Astronomical Symbol of Saturn's moon Hyperion
Astronomical Symbol of Saturn's moon Epimetheus
Astronomical Symbol of Saturn's moon Hyperion

Saturn’s irregular moons are small satellites with large-radii, inclined, and often have retrograde orbits. These moons are believed to originated either by capture or collision. They are grouped according to their theoretical origin. The precise size of these moons is approximations since they are significantly smaller than most moons in our Solar System.

These irregulars moons generally have featureless surfaces and appear on spectrometer within the visible and near-infrared spectra dominated by water absorption bands. They are neutral or moderately red—similar to C-type, P-type, or D-type asteroids, though they are much less red than Kuiper belt objects. There are three groups of irregular moons, Inuit, Gallic, and Norse groups.

Astronomical Symbol of Saturn's moon Albiorix
Astronomical Symbol of Saturn's moon Calypso
Astronomical Symbol of Saturn's moon Erriapus
Astronomical Symbol of Saturn's moon Helene

The Inuit group consists of the prograde moons Ijiraq, Kiviuq, Paaliaq, Siarnaq, and Tarqeq. The group appeared quite homogenous in early observations, displaying light-red color with similar infrared spectra.
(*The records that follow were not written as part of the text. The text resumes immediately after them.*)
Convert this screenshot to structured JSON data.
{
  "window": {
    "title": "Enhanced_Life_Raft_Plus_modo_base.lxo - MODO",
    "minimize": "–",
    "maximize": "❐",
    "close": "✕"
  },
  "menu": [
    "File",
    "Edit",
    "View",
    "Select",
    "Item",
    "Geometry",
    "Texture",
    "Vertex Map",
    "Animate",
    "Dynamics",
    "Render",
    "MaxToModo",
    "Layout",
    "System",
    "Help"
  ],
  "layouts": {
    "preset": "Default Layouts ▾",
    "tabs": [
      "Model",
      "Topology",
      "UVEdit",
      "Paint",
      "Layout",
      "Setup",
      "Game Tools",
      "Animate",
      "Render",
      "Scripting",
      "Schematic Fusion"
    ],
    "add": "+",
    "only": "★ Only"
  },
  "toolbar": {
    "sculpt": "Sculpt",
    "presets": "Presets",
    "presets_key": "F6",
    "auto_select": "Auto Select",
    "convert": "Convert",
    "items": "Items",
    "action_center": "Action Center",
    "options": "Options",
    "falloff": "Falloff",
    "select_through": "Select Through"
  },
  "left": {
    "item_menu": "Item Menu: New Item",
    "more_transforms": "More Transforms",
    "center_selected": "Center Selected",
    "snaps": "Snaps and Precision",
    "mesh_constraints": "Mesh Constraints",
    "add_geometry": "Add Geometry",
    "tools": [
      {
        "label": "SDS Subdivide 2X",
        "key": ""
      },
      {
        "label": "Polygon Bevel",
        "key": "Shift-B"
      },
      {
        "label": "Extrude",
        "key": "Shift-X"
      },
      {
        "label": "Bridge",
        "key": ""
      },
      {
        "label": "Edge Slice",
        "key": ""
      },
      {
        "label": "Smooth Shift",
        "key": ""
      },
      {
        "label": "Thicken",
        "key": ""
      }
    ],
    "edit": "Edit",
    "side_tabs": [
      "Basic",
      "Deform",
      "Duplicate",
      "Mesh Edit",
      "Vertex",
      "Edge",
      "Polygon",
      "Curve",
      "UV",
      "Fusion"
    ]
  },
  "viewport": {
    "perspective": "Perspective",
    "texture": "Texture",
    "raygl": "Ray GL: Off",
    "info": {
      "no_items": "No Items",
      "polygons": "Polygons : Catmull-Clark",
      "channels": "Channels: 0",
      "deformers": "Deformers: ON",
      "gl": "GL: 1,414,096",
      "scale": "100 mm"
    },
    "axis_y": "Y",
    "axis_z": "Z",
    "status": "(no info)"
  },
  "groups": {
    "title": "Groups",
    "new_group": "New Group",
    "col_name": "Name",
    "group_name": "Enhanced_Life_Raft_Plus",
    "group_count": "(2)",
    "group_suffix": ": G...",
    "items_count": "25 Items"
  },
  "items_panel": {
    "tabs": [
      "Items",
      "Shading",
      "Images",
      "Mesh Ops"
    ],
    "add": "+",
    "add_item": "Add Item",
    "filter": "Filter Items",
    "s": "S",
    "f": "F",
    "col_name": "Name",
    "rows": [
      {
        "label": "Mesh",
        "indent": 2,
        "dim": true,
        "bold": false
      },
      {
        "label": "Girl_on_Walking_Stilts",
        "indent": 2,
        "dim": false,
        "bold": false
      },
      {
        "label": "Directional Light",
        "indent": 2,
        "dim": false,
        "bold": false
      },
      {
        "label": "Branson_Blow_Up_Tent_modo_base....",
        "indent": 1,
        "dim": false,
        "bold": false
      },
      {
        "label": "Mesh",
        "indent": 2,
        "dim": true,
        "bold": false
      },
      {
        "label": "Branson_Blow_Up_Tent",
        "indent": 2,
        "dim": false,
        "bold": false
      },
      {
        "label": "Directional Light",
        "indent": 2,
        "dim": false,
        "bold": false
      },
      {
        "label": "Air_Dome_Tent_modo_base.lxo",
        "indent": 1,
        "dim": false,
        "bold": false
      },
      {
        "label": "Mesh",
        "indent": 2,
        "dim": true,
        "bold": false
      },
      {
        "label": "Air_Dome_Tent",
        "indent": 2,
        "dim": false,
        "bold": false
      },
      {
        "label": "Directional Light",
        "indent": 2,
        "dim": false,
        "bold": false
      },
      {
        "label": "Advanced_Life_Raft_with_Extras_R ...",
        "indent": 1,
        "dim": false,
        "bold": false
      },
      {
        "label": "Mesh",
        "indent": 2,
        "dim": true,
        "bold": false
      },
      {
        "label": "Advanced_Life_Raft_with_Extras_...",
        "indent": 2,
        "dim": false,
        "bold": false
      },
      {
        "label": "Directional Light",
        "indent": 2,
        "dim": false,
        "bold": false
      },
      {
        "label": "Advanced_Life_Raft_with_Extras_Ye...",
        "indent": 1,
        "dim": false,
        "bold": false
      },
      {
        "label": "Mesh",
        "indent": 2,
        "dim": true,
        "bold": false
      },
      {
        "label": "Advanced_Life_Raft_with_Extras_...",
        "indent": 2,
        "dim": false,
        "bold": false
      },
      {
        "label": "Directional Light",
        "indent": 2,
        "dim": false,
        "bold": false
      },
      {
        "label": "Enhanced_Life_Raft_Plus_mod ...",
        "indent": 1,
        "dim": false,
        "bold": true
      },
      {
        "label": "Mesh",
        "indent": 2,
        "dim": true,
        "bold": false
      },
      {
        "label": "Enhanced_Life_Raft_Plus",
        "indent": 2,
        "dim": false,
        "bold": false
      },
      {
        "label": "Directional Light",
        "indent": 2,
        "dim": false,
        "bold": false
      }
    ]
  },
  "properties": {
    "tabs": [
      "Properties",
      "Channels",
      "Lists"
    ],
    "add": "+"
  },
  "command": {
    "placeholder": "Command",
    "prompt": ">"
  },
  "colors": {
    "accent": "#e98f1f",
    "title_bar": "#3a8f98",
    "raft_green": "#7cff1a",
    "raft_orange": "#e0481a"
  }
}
Recent observations have revealed that Ijiraq is distinctively redder than Paaliaq, Siarnaq and Kiviuq. Unlike the other three moons, Ijiraq’s spectrum does not display a weak absorption near 0.7 μm. This feature is attributed to water hydration.

The Norse group consists of 29 retrograde outer moons. They are Aegir, Bergelmir, Bestla, Farbauti, Fenrir, Fornjot, Greip, Hati, Hyrrokkin, Jarnsaxa, Kari, Loge, Mundilfari, Narvi, Phoebe, Skathi, Skoll, Surtur, Suttungr, Thrymr, Ymir, S/2004 S 7, S/2004 S 12, S/2004 S 13, S/2004 S 17, S/2006 S 1, S/2006 S 3, S/2007 S 2, and S/2007 S 3. Out of these moons, Phoebe and Ymir are the most prominent with Phoebe being discovered in 1899 via telescope by William Henry Pickering.

The Gallic group consists of Albiorix, Bebhionn, Erriapus, and Tarvos.

Observations have revealed that the largest member of the Gallic group, Albiorix, is shown to have two colors, one similar the color of Erriapus and Tarvos, and another less reddish color. It is believed that thought that Tarvos and Erriapus could be fragments of Albiorix, leaving a large, less red crater. Such an impact would require a body with a diameter of 1 km and relative velocity close to 5 km/s, resulting in a large crater with a radius of 12 km. Large craters observed on Phoebe, hint to possible collisions in the Saturnian system’s past.

Astronomical Symbol of Saturn's moon Ijiraq
Astronomical Symbol of Saturn's moon Janus
Astronomical Symbol of Saturn's moon Paaliaq
Astronomical Symbol of Saturn's moon Pan
Astronomical Symbol of Saturn's moon Siarnaq
Astronomical Symbol of Saturn's moon Tarvos
Astronomical Symbol of Saturn's moon Telesto
Astronomical Symbol of Saturn's moon Ymir